Yes, the loss of internet and the resulting loss of knowing whether the heat or AC is working is the thing that has be the most worried. Unfortunately, I don’t have a backup plan. I’m with Cox in a single ISP market and am paying through the nose; $80/mo for 50Mbps. Both my wife an I work remotely when we’re down there and need a relatively fast connection. The slower tiers aren’t significant cheaper and with no other ISPs we’re stuck with Cox. From a failure standpoint it’s pretty unlikely Cox will be down for an extended period of time. The more likely mode of failure is a hung modem or router the requires a power cycle to cure–not really sure how to deal with that without going to some kind of expensive 4G failover.

The NP-02 will do it on a timed schedule, which is what I’m using. (In the past I used a number of these at work to manually control equipment at remote locations over the corporate network that I was using while developing firmware,) This is the first time I used the timer functionality and it seems stable. Log in to the web interface of the switch and you can set up a schedule…

The NP-02 is supposed to be able to set its clock via NTP, but I wasn’t easily able to get that working and, well, just gave up at the time.

Originally, I had hoped to be able to control the NP-02 remotely, but Verizon uses double NAT and I was not able to easily set up any kind of dynamic DNS so that I can get at the switch from the outside. Hence, the brute-force nightly power cycle.

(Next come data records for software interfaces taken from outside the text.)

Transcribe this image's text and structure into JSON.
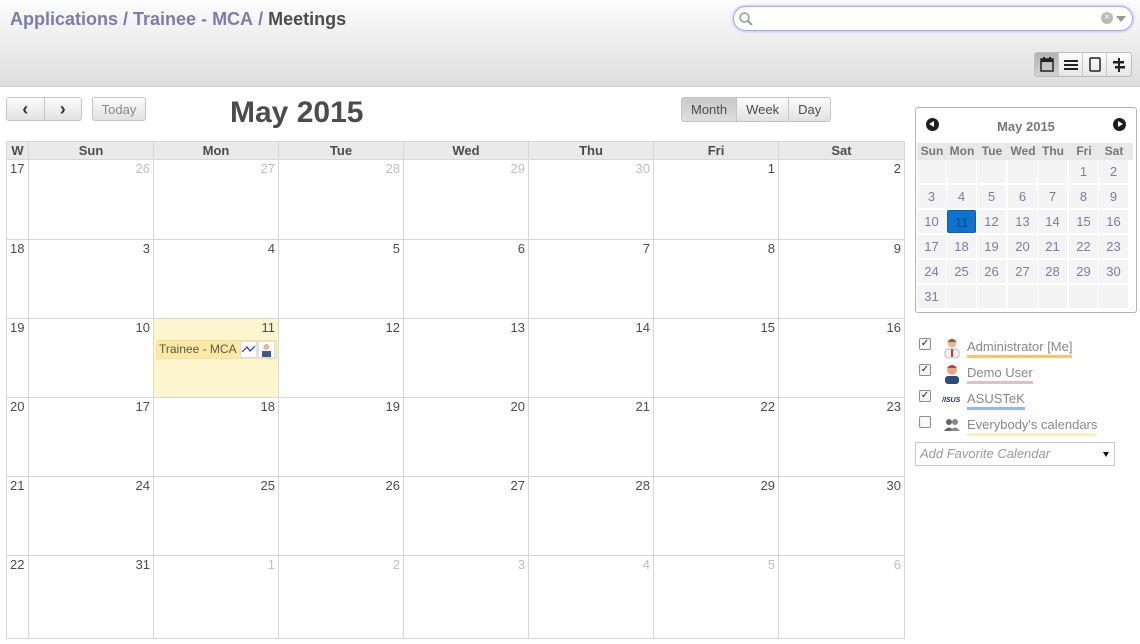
{
  "breadcrumb": {
    "items": [
      "Applications",
      "Trainee - MCA"
    ],
    "current": "Meetings",
    "separator": "/"
  },
  "search": {
    "value": "",
    "placeholder": ""
  },
  "view_switcher": [
    "calendar-icon",
    "list-icon",
    "form-icon",
    "gantt-icon"
  ],
  "toolbar": {
    "prev": "‹",
    "next": "›",
    "today": "Today",
    "title": "May 2015",
    "modes": [
      "Month",
      "Week",
      "Day"
    ],
    "active_mode": "Month"
  },
  "calendar": {
    "headers": [
      "W",
      "Sun",
      "Mon",
      "Tue",
      "Wed",
      "Thu",
      "Fri",
      "Sat"
    ],
    "weeks": [
      {
        "w": "17",
        "days": [
          "26",
          "27",
          "28",
          "29",
          "30",
          "1",
          "2"
        ]
      },
      {
        "w": "18",
        "days": [
          "3",
          "4",
          "5",
          "6",
          "7",
          "8",
          "9"
        ]
      },
      {
        "w": "19",
        "days": [
          "10",
          "11",
          "12",
          "13",
          "14",
          "15",
          "16"
        ]
      },
      {
        "w": "20",
        "days": [
          "17",
          "18",
          "19",
          "20",
          "21",
          "22",
          "23"
        ]
      },
      {
        "w": "21",
        "days": [
          "24",
          "25",
          "26",
          "27",
          "28",
          "29",
          "30"
        ]
      },
      {
        "w": "22",
        "days": [
          "31",
          "1",
          "2",
          "3",
          "4",
          "5",
          "6"
        ]
      }
    ],
    "event": {
      "title": "Trainee - MCA",
      "day": "11"
    }
  },
  "mini_calendar": {
    "title": "May 2015",
    "days": [
      "Sun",
      "Mon",
      "Tue",
      "Wed",
      "Thu",
      "Fri",
      "Sat"
    ],
    "weeks": [
      [
        "",
        "",
        "",
        "",
        "",
        "1",
        "2"
      ],
      [
        "3",
        "4",
        "5",
        "6",
        "7",
        "8",
        "9"
      ],
      [
        "10",
        "11",
        "12",
        "13",
        "14",
        "15",
        "16"
      ],
      [
        "17",
        "18",
        "19",
        "20",
        "21",
        "22",
        "23"
      ],
      [
        "24",
        "25",
        "26",
        "27",
        "28",
        "29",
        "30"
      ],
      [
        "31",
        "",
        "",
        "",
        "",
        "",
        ""
      ]
    ],
    "selected": "11"
  },
  "attendees": [
    {
      "name": "Administrator [Me]",
      "checked": true,
      "color": "#fcc36b",
      "icon": "admin-avatar-icon"
    },
    {
      "name": "Demo User",
      "checked": true,
      "color": "#e3bec9",
      "icon": "demo-user-avatar-icon"
    },
    {
      "name": "ASUSTeK",
      "checked": true,
      "color": "#94b7ed",
      "icon": "asus-logo-icon"
    },
    {
      "name": "Everybody's calendars",
      "checked": false,
      "color": "#fbf0b7",
      "icon": "users-group-icon"
    }
  ],
  "favorite": {
    "placeholder": "Add Favorite Calendar"
  }
}
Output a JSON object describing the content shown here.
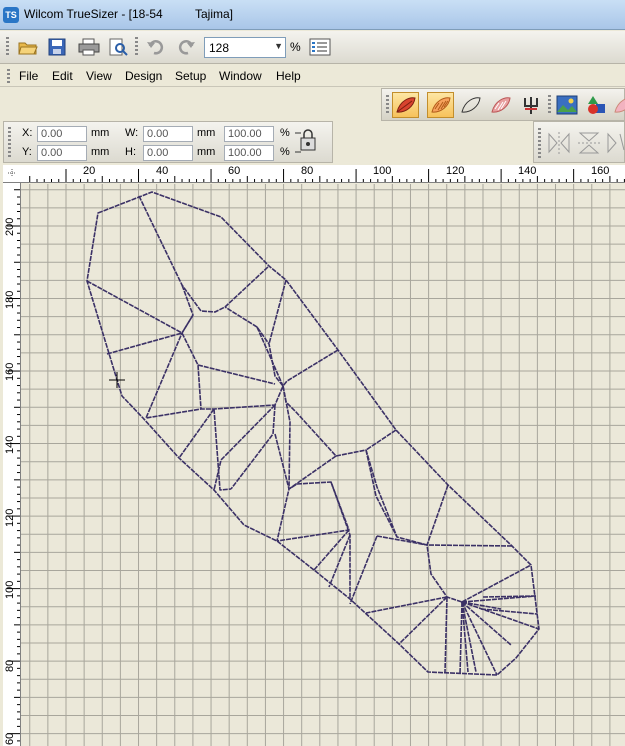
{
  "window": {
    "app_icon": "TS",
    "title_main": "Wilcom TrueSizer - [18-54",
    "title_machine": "Tajima]"
  },
  "toolbar": {
    "zoom_value": "128",
    "zoom_unit": "%",
    "icons": [
      "open-icon",
      "save-icon",
      "print-icon",
      "print-preview-icon",
      "undo-icon",
      "redo-icon",
      "zoom-dropdown-arrow",
      "object-properties-icon"
    ]
  },
  "menu": {
    "items": [
      "File",
      "Edit",
      "View",
      "Design",
      "Setup",
      "Window",
      "Help"
    ]
  },
  "tool_strip": {
    "icons": [
      "leaf-filled-icon",
      "leaf-stitch-icon",
      "leaf-outline-icon",
      "leaf-pattern-icon",
      "trident-icon",
      "picture-icon",
      "shapes-icon",
      "leaf-pink-icon"
    ]
  },
  "properties": {
    "x_label": "X:",
    "x_value": "0.00",
    "x_unit": "mm",
    "y_label": "Y:",
    "y_value": "0.00",
    "y_unit": "mm",
    "w_label": "W:",
    "w_value": "0.00",
    "w_unit": "mm",
    "h_label": "H:",
    "h_value": "0.00",
    "h_unit": "mm",
    "w_scale": "100.00",
    "w_scale_unit": "%",
    "h_scale": "100.00",
    "h_scale_unit": "%"
  },
  "rulers": {
    "horizontal": [
      "20",
      "40",
      "60",
      "80",
      "100",
      "120",
      "140",
      "160"
    ],
    "vertical": [
      "200",
      "180",
      "160",
      "140",
      "120",
      "100",
      "80",
      "60"
    ]
  },
  "colors": {
    "stitch": "#3b3166",
    "grid_major": "#a8a69c",
    "grid_minor": "#d6d3c5",
    "canvas": "#ebe8d9"
  }
}
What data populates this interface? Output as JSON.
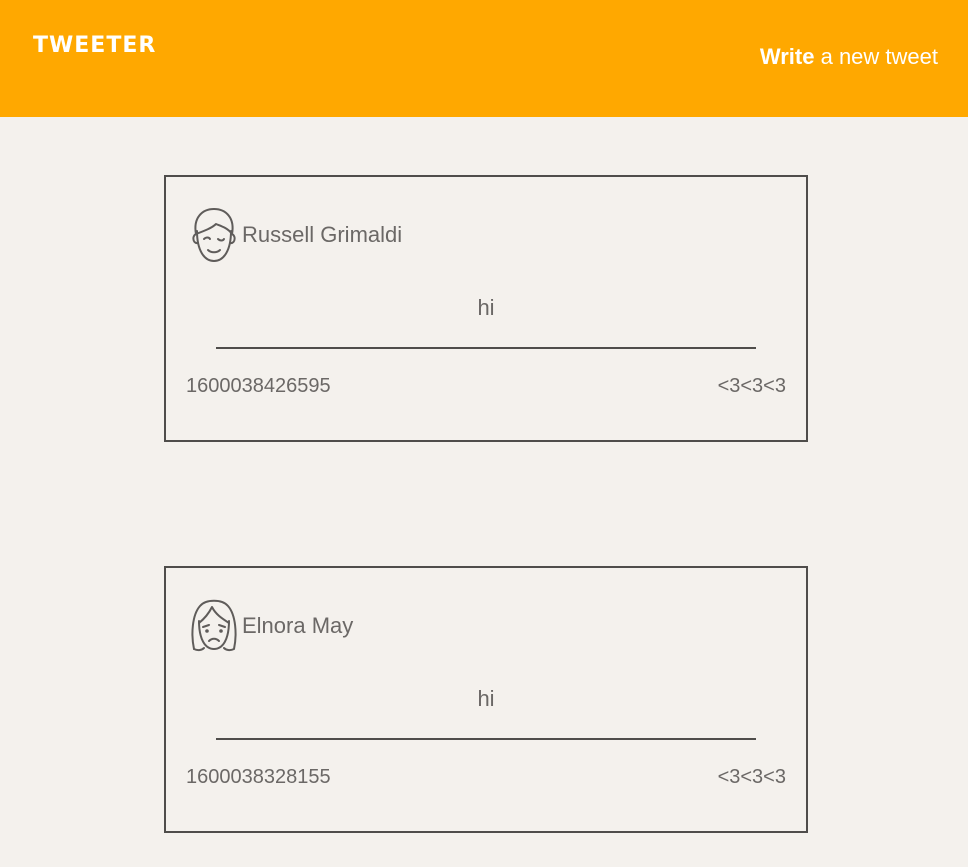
{
  "header": {
    "logo": "TWEETER",
    "write_strong": "Write",
    "write_rest": " a new tweet",
    "background_color": "#ffa800"
  },
  "tweets": [
    {
      "avatar_icon": "smiling-man-avatar-icon",
      "username": "Russell Grimaldi",
      "content": "hi",
      "timestamp": "1600038426595",
      "likes": "<3<3<3"
    },
    {
      "avatar_icon": "sad-woman-avatar-icon",
      "username": "Elnora May",
      "content": "hi",
      "timestamp": "1600038328155",
      "likes": "<3<3<3"
    }
  ],
  "colors": {
    "page_background": "#f4f1ed",
    "text": "#6b6866",
    "border": "#4f4d4b"
  }
}
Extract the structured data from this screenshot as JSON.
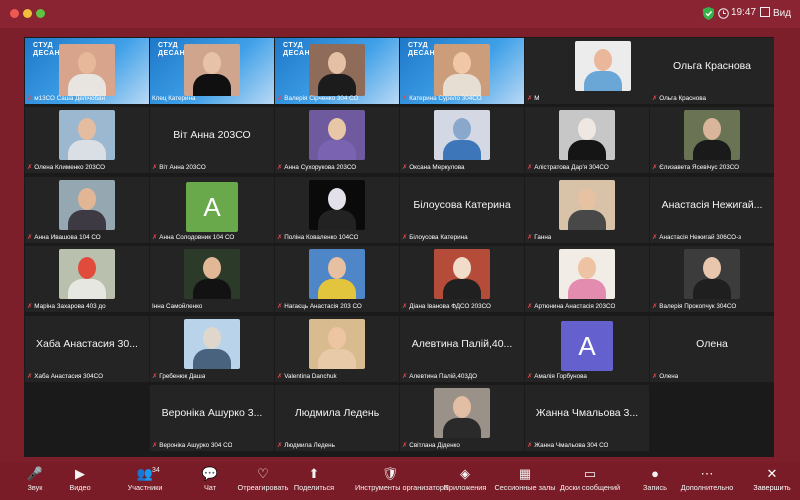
{
  "titlebar": {
    "time": "19:47",
    "view_label": "Вид"
  },
  "gallery": {
    "tiles": [
      {
        "name": "м13СО Саша Делічобан",
        "muted": true,
        "type": "photo",
        "banner": "СТУД\nДЕСАНТ",
        "bg": "#d8a58c",
        "body": "#e8e4e0",
        "head": "#e7b89a"
      },
      {
        "name": "Клец Катерина",
        "muted": false,
        "type": "photo",
        "banner": "СТУД\nДЕСАНТ",
        "bg": "#cfa58e",
        "body": "#101010",
        "head": "#e8c2a8",
        "active": true
      },
      {
        "name": "Валерія Сірченко 304 СО",
        "muted": true,
        "type": "photo",
        "banner": "СТУД\nДЕСАНТ",
        "bg": "#8f6b5a",
        "body": "#1c1c1c",
        "head": "#e5c0a5"
      },
      {
        "name": "Катерина Сурело 304СО",
        "muted": true,
        "type": "photo",
        "banner": "СТУД\nДЕСАНТ",
        "bg": "#cc9d7a",
        "body": "#e6ddd3",
        "head": "#f0c8a8"
      },
      {
        "name": "М",
        "muted": true,
        "type": "empty"
      },
      {
        "name": "",
        "muted": false,
        "type": "photo",
        "bg": "#ececec",
        "body": "#6aa7d6",
        "head": "#eab79b"
      },
      {
        "name": "Ольга Краснова",
        "muted": true,
        "type": "name"
      },
      {
        "name": "Олена Клименко 203СО",
        "muted": true,
        "type": "photo",
        "bg": "#9cb7d0",
        "body": "#d9dfe4",
        "head": "#e4bca0"
      },
      {
        "name": "Віт Анна 203СО",
        "muted": true,
        "type": "name"
      },
      {
        "name": "Анна Сухорукова 203СО",
        "muted": true,
        "type": "photo",
        "bg": "#6f5aa0",
        "body": "#7a63b0",
        "head": "#e8c7a6"
      },
      {
        "name": "Оксана Меркулова",
        "muted": true,
        "type": "photo",
        "bg": "#d4d8e4",
        "body": "#3d77b9",
        "head": "#8aa8cc"
      },
      {
        "name": "Алістратова Дар'я 304СО",
        "muted": true,
        "type": "photo",
        "bg": "#c7c7c7",
        "body": "#151515",
        "head": "#efe8e2"
      },
      {
        "name": "Єлизавета Ясевічус 203СО",
        "muted": true,
        "type": "photo",
        "bg": "#6a7454",
        "body": "#1a1a1a",
        "head": "#d9b59b"
      },
      {
        "name": "Анна Ивашова 104 СО",
        "muted": true,
        "type": "photo",
        "bg": "#95a8b2",
        "body": "#3d3a44",
        "head": "#e2b694"
      },
      {
        "name": "Анна Солодовник 104 СО",
        "muted": true,
        "type": "avatar",
        "letter": "A",
        "color": "#6aa94b"
      },
      {
        "name": "Поліна Коваленко 104СО",
        "muted": true,
        "type": "photo",
        "bg": "#0a0a0a",
        "body": "#222222",
        "head": "#e4e0ea"
      },
      {
        "name": "Білоусова Катерина",
        "muted": true,
        "type": "name"
      },
      {
        "name": "Ганна",
        "muted": true,
        "type": "photo",
        "bg": "#d8c3a8",
        "body": "#484848",
        "head": "#e6c2a2"
      },
      {
        "name": "Анастасія Нежигай 306СО-з",
        "muted": true,
        "type": "name"
      },
      {
        "name": "Маріна Захарова 403 до",
        "muted": true,
        "type": "photo",
        "bg": "#b9c0ae",
        "body": "#e7e7e2",
        "head": "#e04b3c"
      },
      {
        "name": "Інна Самойленко",
        "muted": false,
        "type": "photo",
        "bg": "#2c3a2a",
        "body": "#121212",
        "head": "#e0b896"
      },
      {
        "name": "Нагаєць Анастасія 203 СО",
        "muted": true,
        "type": "photo",
        "bg": "#4f86c8",
        "body": "#e2c43d",
        "head": "#e6c0a0"
      },
      {
        "name": "Діана Іванова ФДСО 203СО",
        "muted": true,
        "type": "photo",
        "bg": "#b54c3a",
        "body": "#202020",
        "head": "#f0dcc8"
      },
      {
        "name": "Артюнина Анастасія 203СО",
        "muted": true,
        "type": "photo",
        "bg": "#f1ede6",
        "body": "#e48bb0",
        "head": "#eec3a3"
      },
      {
        "name": "Валерія Прокопчук 304СО",
        "muted": true,
        "type": "photo",
        "bg": "#3c3c3c",
        "body": "#1f1f1f",
        "head": "#e8c6ae"
      },
      {
        "name": "Хаба Анастасия 304СО",
        "muted": true,
        "type": "name"
      },
      {
        "name": "Гребенюк Даша",
        "muted": true,
        "type": "photo",
        "bg": "#b9d3ea",
        "body": "#49627d",
        "head": "#dfd6cc"
      },
      {
        "name": "Valentina Danchuk",
        "muted": true,
        "type": "photo",
        "bg": "#d8bb8f",
        "body": "#e8c9a8",
        "head": "#eec5a2"
      },
      {
        "name": "Алевтина Палій,403ДО",
        "muted": true,
        "type": "name"
      },
      {
        "name": "Амалія Горбунова",
        "muted": true,
        "type": "avatar",
        "letter": "A",
        "color": "#6461cf"
      },
      {
        "name": "Олена",
        "muted": true,
        "type": "name"
      },
      {
        "name": "Вероніка Ашурко 304 СО",
        "muted": true,
        "type": "name"
      },
      {
        "name": "Людмила Ледень",
        "muted": true,
        "type": "name"
      },
      {
        "name": "Світлана Діденко",
        "muted": true,
        "type": "photo",
        "bg": "#9a9288",
        "body": "#2a2a2a",
        "head": "#e2bfa4"
      },
      {
        "name": "Жанна Чмальова 304 СО",
        "muted": true,
        "type": "name"
      }
    ],
    "big_names": {
      "6": "Ольга Краснова",
      "8": "Віт Анна 203СО",
      "16": "Білоусова Катерина",
      "18": "Анастасія Нежигай...",
      "25": "Хаба Анастасия 30...",
      "28": "Алевтина Палій,40...",
      "30": "Олена",
      "31": "Вероніка Ашурко 3...",
      "32": "Людмила Ледень",
      "34": "Жанна Чмальова 3..."
    }
  },
  "toolbar": {
    "items": [
      {
        "label": "Звук",
        "icon": "🎤"
      },
      {
        "label": "Видео",
        "icon": "▶"
      },
      {
        "label": "Участники",
        "icon": "👥",
        "badge": "34"
      },
      {
        "label": "Чат",
        "icon": "💬"
      },
      {
        "label": "Отреагировать",
        "icon": "♡"
      },
      {
        "label": "Поделиться",
        "icon": "⬆"
      },
      {
        "label": "Инструменты организатора",
        "icon": "🛡"
      },
      {
        "label": "Приложения",
        "icon": "◈"
      },
      {
        "label": "Сессионные залы",
        "icon": "▦"
      },
      {
        "label": "Доски сообщений",
        "icon": "▭"
      },
      {
        "label": "Запись",
        "icon": "●"
      },
      {
        "label": "Дополнительно",
        "icon": "⋯"
      }
    ],
    "end_label": "Завершить",
    "end_icon": "✕"
  }
}
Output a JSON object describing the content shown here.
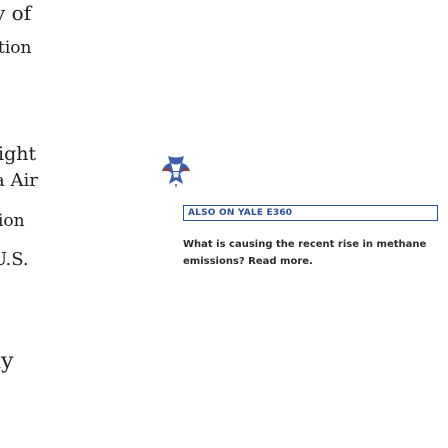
{
  "left_column": {
    "fragments": [
      "y of",
      "tion",
      "ight",
      "a Air",
      "ion",
      "U.S.",
      "ly"
    ]
  },
  "story": {
    "logo_icon": "yale-e360-logo-icon",
    "tag_label": "ALSO ON YALE E360",
    "headline": "What is causing the recent rise in methane emissions? Read more."
  }
}
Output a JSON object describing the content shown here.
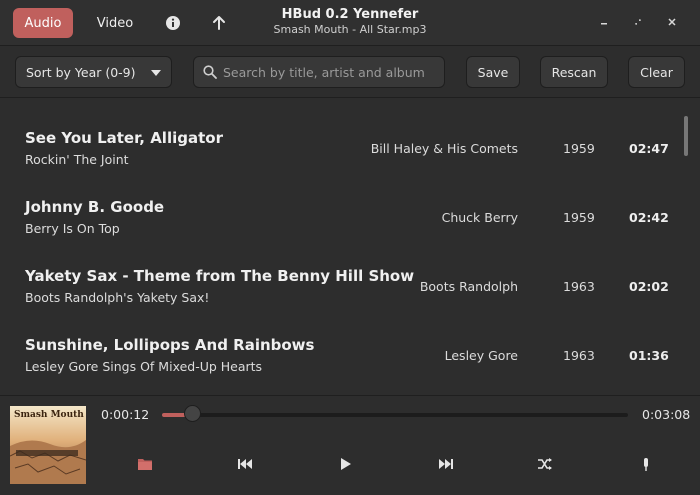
{
  "header": {
    "tabs": [
      {
        "label": "Audio",
        "active": true
      },
      {
        "label": "Video",
        "active": false
      }
    ],
    "title": "HBud 0.2 Yennefer",
    "subtitle": "Smash Mouth - All Star.mp3",
    "accent_color": "#c0605d"
  },
  "toolbar": {
    "sort_label": "Sort by Year (0-9)",
    "search_placeholder": "Search by title, artist and album",
    "search_value": "",
    "save_label": "Save",
    "rescan_label": "Rescan",
    "clear_label": "Clear"
  },
  "tracks": [
    {
      "title": "See You Later, Alligator",
      "album": "Rockin' The Joint",
      "artist": "Bill Haley & His Comets",
      "year": "1959",
      "duration": "02:47"
    },
    {
      "title": "Johnny B. Goode",
      "album": "Berry Is On Top",
      "artist": "Chuck Berry",
      "year": "1959",
      "duration": "02:42"
    },
    {
      "title": "Yakety Sax - Theme from The Benny Hill Show",
      "album": "Boots Randolph's Yakety Sax!",
      "artist": "Boots Randolph",
      "year": "1963",
      "duration": "02:02"
    },
    {
      "title": "Sunshine, Lollipops And Rainbows",
      "album": "Lesley Gore Sings Of Mixed-Up Hearts",
      "artist": "Lesley Gore",
      "year": "1963",
      "duration": "01:36"
    }
  ],
  "player": {
    "current_time": "0:00:12",
    "total_time": "0:03:08",
    "progress_fraction": 0.064,
    "cover_text": "Smash Mouth",
    "icons": [
      "folder-icon",
      "previous-icon",
      "play-icon",
      "next-icon",
      "shuffle-icon",
      "volume-icon"
    ]
  }
}
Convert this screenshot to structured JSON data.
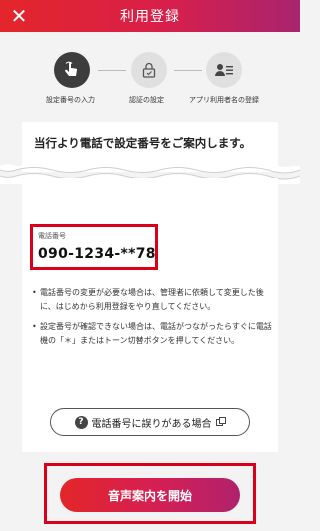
{
  "header": {
    "title": "利用登録",
    "close_icon": "close-icon"
  },
  "steps": [
    {
      "label": "設定番号の入力",
      "icon": "tap-hand-icon",
      "active": true
    },
    {
      "label": "認証の設定",
      "icon": "lock-icon",
      "active": false
    },
    {
      "label": "アプリ利用者名の登録",
      "icon": "user-list-icon",
      "active": false
    }
  ],
  "guidance": {
    "message": "当行より電話で設定番号をご案内します。"
  },
  "phone": {
    "label": "電話番号",
    "number": "090-1234-**78"
  },
  "notes": [
    "電話番号の変更が必要な場合は、管理者に依頼して変更した後に、はじめから利用登録をやり直してください。",
    "設定番号が確認できない場合は、電話がつながったらすぐに電話機の「＊」またはトーン切替ボタンを押してください。"
  ],
  "error_link": {
    "label": "電話番号に誤りがある場合"
  },
  "cta": {
    "label": "音声案内を開始"
  },
  "colors": {
    "brand_red": "#e3262a",
    "brand_magenta": "#b0226c",
    "highlight_red": "#d9001b"
  }
}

The unit claims to have “Auto ping and power reboot for each power outlet.” I should probably try to get that working and put the Verizon Internet box on that outlet (keeping the first outlet for the nightly reboot of the SmartThings hub). Perhaps I’ll give that a whirl this winter.

There are a number of dedicated “modem reset” plugs out there that perform the same functionality. Reset Plug is one (see; there are others available on Amazon and elsewhere. YMMV.

Keep me in the loop, Steve, as I’m interested in fine-tuning my setup!

Thanks for the info–will definitely keep you posted on my progress.

1 Like

Update on the NP-02 Synaccess power switch:

  1. it now is getting time via NTP and
  2. it now ‘pings’ the outside world occasionally and reboots the Verizon MiFi 4G LTE device if it fails for some length of time.

So far, the NP-02 was a valuable addition to the remote configuration!